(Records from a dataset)
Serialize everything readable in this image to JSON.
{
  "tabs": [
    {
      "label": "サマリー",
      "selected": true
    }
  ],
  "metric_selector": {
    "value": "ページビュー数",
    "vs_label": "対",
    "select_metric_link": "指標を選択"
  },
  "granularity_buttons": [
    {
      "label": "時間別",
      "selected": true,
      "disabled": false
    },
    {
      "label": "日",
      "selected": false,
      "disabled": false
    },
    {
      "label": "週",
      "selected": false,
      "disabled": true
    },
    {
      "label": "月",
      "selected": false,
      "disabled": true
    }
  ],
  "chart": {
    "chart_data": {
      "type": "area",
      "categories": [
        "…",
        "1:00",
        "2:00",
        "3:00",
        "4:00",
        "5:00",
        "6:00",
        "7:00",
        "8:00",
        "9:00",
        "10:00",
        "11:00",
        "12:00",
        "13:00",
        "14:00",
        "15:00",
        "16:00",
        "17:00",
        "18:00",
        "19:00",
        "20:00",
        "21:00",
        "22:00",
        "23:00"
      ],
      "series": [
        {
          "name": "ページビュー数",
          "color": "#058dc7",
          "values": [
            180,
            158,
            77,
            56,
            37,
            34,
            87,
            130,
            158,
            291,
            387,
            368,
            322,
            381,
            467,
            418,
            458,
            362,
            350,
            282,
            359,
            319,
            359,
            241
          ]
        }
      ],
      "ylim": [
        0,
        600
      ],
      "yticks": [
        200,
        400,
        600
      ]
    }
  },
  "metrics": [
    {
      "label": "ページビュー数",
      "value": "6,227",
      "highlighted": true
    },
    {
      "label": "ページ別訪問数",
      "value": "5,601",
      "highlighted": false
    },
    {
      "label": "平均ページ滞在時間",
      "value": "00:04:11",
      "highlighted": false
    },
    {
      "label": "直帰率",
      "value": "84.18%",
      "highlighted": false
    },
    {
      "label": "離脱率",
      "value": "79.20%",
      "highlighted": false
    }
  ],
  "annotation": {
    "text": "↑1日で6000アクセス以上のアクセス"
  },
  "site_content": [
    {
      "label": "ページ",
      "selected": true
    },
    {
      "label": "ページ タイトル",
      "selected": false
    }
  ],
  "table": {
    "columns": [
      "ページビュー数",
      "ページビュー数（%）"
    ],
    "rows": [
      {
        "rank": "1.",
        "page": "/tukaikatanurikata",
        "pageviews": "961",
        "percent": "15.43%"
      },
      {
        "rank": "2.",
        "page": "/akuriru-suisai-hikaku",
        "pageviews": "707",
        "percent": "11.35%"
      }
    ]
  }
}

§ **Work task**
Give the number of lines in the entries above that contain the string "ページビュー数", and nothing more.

§ **Output for this exercise**
5